“Time is money,” my father used to tell me when I was a boy. He didn’t like how I dawdled with my chores. I didn’t understand what he meant back then. To me, time and money were two very different things. As a kid, I had lots of time but very little money.
Now, as a forty-something man who has written about personal finance for the past decade, I get it. Dad was right: Time is money — and money is time.
This notion is the central lesson of Your Money or Your Life, the personal-finance classic by Joe Dominguez and Vicki Robin. “Money is something we choose to trade our life energy for,” they write. “You are the one who determines what money is worth to you. It is your life energy. You ‘pay’ for money with your time. You choose how to spend it.”
The authors say that because you spend time in order to earn money, you’re also spending time whenever you make a purchase. This has some powerful implications.

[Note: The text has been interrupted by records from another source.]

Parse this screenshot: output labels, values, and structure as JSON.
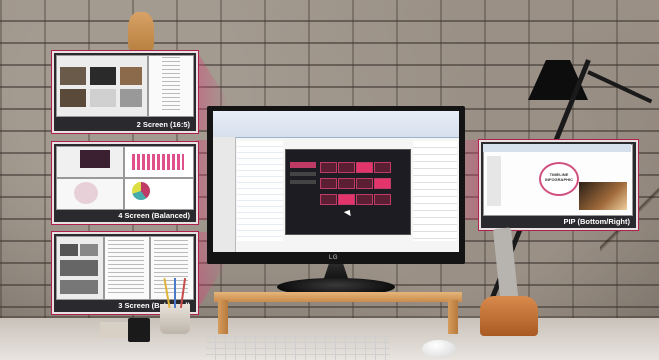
{
  "labels": {
    "two_screen": "2 Screen (16:5)",
    "four_screen": "4 Screen (Balanced)",
    "three_screen": "3 Screen (Balanced)",
    "pip": "PIP (Bottom/Right)",
    "brand": "LG",
    "pip_slide_title": "TIMELINE INFOGRAPHIC"
  },
  "colors": {
    "accent": "#d6467a",
    "border": "#b0204f"
  }
}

- When you treat time as money (and money as time), you can better evaluate how to allocate your dollars and your hours.
- When you know how much your time is worth, you can decide when it makes sense to “outsource” specific jobs.

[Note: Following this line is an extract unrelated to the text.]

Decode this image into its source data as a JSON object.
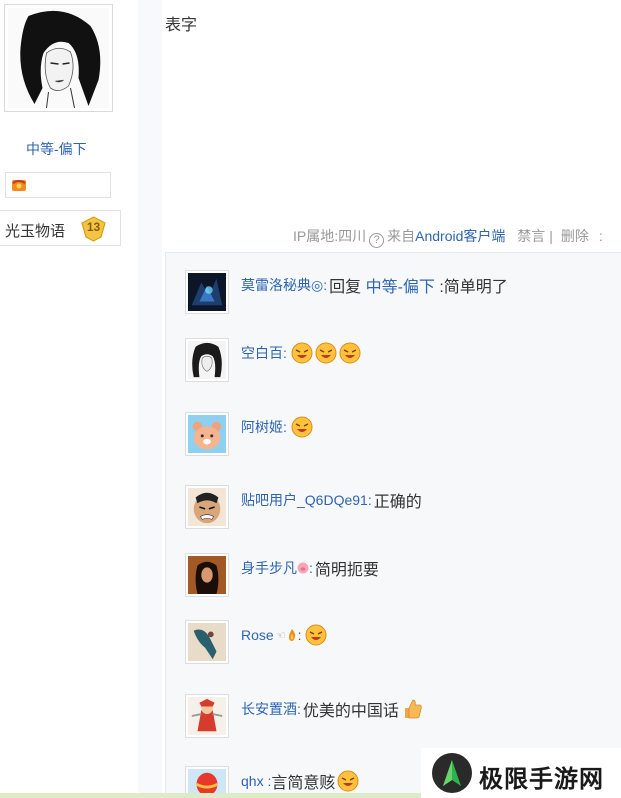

- When you spend less, you can work less. In a very real way, frugality buys time. But on a deeper level, frugality buys freedom — financial freedom, freedom from worry, freedom to spend your time however you choose.

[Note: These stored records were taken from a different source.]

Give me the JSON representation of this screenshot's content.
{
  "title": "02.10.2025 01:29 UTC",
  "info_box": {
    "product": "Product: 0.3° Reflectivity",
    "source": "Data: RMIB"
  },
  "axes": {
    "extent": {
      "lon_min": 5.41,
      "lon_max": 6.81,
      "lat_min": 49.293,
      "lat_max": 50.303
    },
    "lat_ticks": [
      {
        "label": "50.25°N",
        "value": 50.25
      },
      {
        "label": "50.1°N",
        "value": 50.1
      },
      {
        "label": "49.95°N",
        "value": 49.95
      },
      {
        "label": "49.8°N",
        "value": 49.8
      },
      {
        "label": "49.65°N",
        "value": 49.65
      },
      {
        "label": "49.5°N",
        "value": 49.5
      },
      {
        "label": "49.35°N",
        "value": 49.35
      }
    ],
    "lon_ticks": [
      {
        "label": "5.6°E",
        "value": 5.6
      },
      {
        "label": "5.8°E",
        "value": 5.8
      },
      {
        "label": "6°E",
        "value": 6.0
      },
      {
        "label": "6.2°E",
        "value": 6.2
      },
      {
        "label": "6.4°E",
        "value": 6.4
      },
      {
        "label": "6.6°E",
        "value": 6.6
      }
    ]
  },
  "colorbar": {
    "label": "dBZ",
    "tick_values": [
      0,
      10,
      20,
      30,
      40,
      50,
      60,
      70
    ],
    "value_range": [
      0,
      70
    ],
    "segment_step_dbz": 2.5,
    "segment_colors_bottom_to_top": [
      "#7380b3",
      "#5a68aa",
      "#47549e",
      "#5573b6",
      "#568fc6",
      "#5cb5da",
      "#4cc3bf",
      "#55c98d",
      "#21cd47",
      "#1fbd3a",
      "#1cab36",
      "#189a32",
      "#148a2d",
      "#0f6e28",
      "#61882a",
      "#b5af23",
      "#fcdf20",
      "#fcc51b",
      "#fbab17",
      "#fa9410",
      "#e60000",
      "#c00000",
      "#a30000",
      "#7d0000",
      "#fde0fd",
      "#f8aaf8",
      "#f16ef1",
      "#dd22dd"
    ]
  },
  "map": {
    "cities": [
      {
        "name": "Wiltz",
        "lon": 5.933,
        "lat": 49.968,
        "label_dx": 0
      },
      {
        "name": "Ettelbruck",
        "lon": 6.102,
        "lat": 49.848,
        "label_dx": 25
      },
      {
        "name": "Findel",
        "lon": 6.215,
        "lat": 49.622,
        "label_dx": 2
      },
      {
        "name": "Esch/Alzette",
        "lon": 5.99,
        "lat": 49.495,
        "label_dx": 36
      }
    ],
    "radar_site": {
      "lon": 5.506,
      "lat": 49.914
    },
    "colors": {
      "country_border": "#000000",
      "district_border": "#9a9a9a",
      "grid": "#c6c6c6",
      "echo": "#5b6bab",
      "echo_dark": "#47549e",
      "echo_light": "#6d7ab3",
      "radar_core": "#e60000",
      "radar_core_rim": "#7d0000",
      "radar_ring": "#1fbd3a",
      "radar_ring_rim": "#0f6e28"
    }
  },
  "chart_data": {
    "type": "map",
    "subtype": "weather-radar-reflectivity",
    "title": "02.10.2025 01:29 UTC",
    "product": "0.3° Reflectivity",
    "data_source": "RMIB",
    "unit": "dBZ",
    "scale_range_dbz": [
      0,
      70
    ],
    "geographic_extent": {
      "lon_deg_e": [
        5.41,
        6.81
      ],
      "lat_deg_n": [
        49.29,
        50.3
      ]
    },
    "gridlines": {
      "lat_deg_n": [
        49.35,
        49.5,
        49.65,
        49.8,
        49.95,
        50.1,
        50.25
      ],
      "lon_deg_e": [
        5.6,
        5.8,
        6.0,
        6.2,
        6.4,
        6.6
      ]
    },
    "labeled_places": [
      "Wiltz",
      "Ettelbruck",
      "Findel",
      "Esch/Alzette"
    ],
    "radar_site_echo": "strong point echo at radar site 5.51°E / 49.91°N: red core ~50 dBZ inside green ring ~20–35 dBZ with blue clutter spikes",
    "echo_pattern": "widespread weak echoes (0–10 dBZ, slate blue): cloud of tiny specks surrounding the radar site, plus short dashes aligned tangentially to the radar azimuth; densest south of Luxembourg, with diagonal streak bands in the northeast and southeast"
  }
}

Because of the time factor, Dominguez and Robin argue that you don’t earn as much as you think you do. You may be paid $33 an hour, but your real hourly wage is less than that. Possibly much less. [Read more…]